Work item =
Give the number of lines in the records below that include "username", and nothing more.

Source information =
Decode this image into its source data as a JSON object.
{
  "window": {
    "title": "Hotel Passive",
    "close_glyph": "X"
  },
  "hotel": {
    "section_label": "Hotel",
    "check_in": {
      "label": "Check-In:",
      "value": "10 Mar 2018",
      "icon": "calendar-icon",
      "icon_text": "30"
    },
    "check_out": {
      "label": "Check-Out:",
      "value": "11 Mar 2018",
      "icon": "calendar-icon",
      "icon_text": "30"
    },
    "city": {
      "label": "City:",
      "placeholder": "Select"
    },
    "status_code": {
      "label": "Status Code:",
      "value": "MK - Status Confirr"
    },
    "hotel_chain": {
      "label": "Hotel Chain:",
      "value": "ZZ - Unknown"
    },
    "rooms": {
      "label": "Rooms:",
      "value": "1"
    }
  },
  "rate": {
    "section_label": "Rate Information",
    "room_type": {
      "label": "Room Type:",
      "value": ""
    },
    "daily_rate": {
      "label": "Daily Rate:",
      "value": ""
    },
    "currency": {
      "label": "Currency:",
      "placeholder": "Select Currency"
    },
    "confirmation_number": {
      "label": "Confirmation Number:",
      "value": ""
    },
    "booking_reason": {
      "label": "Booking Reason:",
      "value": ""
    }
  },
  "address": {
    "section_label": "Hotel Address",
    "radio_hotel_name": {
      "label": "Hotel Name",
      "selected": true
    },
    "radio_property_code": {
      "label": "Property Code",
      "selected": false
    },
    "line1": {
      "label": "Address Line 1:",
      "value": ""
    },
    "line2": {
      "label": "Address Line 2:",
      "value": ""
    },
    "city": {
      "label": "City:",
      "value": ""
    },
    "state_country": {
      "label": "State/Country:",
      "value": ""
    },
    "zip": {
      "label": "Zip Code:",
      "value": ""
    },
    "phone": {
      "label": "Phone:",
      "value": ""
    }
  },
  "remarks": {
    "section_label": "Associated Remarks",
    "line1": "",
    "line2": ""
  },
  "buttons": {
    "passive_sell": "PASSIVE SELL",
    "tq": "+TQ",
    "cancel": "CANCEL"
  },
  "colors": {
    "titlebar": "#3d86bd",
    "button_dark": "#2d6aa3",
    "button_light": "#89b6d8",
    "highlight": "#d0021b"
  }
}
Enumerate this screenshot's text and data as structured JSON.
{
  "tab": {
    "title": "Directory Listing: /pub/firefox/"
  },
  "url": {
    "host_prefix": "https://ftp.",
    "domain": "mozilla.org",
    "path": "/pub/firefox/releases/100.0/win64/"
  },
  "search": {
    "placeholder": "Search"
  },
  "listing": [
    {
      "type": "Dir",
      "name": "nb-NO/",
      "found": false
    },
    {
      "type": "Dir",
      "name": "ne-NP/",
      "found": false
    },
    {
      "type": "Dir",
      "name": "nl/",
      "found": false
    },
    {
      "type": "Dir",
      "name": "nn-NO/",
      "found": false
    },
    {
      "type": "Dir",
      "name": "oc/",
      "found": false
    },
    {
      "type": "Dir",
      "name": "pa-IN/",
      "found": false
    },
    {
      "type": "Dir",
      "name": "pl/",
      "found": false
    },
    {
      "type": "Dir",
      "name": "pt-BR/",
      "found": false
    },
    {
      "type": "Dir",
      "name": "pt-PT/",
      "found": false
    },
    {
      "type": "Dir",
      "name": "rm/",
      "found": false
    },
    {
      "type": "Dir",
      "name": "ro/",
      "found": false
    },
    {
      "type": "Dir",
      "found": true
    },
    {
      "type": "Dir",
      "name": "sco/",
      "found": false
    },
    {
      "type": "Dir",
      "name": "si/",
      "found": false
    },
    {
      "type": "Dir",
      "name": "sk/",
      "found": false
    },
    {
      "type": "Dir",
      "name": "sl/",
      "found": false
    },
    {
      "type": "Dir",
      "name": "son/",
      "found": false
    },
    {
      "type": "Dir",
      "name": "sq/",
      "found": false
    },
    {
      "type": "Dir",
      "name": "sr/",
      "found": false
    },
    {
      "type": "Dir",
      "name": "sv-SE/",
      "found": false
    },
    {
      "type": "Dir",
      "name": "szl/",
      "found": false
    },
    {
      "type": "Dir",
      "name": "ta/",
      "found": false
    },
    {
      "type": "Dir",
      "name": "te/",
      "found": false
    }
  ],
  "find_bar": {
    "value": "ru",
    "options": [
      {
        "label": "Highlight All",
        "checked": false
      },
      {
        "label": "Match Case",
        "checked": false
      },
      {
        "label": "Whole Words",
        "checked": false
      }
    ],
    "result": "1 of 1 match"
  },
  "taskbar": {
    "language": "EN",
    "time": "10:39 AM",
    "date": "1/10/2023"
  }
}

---

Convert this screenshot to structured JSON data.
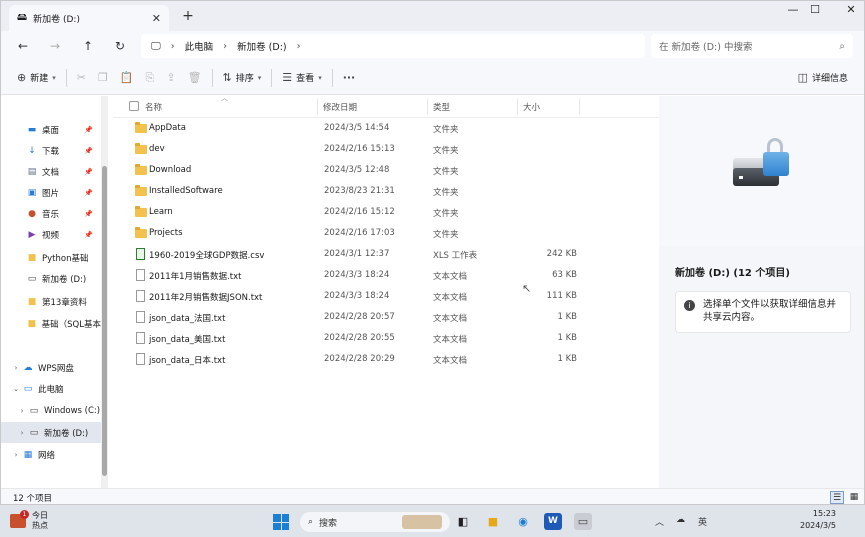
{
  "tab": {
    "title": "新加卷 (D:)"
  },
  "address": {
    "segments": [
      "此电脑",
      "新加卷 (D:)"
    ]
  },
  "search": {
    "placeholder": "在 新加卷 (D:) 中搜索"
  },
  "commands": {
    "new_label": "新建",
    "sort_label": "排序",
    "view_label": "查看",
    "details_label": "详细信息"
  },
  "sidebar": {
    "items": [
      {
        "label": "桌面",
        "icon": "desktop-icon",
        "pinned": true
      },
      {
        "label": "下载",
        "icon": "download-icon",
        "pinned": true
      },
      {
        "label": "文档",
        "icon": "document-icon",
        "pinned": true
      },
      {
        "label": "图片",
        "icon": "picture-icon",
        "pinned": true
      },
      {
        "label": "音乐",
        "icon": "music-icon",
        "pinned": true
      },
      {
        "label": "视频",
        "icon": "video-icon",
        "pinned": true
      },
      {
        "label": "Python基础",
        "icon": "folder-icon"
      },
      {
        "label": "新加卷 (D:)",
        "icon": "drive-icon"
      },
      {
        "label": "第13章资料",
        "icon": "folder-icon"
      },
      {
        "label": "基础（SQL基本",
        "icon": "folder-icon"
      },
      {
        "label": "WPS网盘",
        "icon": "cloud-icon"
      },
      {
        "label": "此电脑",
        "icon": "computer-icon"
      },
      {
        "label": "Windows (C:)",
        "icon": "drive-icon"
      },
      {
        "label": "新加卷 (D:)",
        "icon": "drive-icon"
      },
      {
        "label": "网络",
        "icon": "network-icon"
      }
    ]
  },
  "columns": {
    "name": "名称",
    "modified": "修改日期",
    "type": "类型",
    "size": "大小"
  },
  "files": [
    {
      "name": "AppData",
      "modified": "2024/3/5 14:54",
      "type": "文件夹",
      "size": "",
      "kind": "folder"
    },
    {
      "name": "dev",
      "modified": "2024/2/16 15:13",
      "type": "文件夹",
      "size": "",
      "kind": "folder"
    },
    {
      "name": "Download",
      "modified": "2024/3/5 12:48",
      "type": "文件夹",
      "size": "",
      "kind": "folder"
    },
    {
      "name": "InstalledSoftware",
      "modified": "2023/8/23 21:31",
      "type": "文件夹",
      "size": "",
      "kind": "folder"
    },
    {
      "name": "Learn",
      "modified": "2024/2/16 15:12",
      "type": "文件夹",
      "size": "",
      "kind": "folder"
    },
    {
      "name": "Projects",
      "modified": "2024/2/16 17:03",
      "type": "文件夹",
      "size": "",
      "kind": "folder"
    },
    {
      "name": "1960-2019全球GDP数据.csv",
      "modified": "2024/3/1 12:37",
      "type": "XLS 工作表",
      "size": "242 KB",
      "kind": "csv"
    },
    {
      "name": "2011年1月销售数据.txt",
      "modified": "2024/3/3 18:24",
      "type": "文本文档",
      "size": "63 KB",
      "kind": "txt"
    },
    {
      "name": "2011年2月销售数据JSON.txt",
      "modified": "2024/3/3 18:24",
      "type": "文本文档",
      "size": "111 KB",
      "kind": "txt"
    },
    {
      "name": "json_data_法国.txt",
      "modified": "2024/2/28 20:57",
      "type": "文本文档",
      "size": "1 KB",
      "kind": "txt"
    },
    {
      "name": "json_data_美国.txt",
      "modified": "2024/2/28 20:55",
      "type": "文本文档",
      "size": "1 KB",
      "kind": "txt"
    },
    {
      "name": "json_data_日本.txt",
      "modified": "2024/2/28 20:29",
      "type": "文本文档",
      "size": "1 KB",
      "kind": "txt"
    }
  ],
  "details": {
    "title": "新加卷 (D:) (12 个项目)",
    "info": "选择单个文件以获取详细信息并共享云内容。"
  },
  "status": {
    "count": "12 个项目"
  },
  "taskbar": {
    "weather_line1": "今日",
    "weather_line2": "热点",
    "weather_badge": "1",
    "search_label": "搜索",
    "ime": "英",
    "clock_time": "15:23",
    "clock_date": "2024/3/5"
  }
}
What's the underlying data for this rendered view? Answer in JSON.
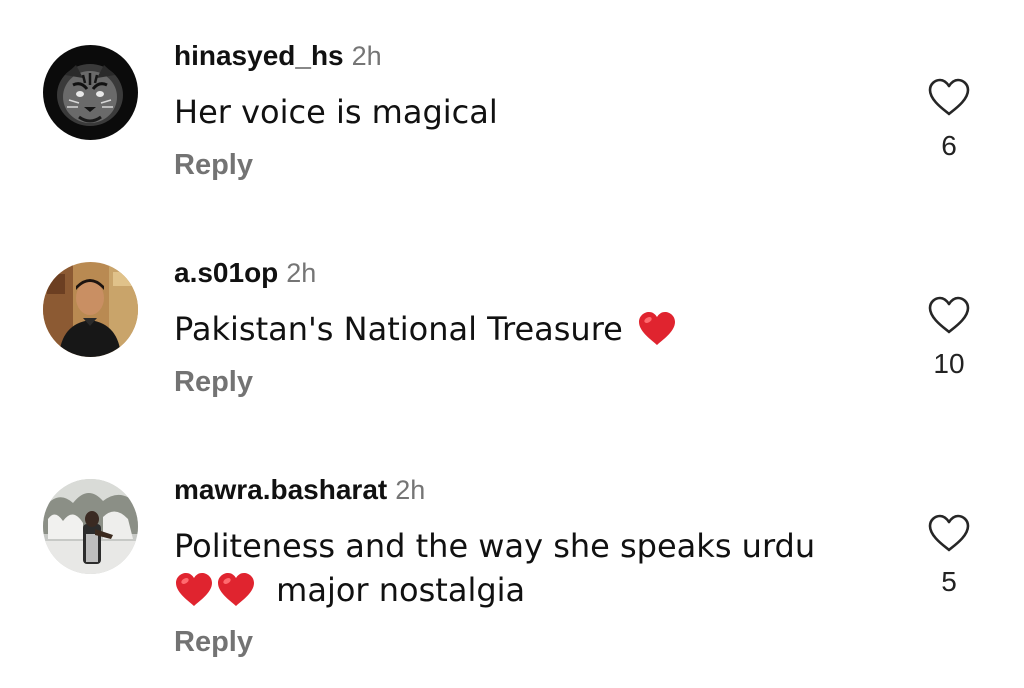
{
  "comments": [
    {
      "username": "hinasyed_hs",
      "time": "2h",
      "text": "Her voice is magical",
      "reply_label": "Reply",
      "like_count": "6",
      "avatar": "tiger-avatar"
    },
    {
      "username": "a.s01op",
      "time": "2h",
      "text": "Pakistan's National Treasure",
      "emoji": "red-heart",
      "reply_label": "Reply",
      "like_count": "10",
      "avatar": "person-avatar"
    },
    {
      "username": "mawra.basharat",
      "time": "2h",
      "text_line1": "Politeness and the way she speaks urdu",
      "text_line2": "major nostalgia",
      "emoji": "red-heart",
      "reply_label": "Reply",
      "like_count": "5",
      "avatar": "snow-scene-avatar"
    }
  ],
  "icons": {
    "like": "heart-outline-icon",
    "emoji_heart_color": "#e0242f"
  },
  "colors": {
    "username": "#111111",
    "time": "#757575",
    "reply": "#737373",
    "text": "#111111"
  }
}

Exercise output =
4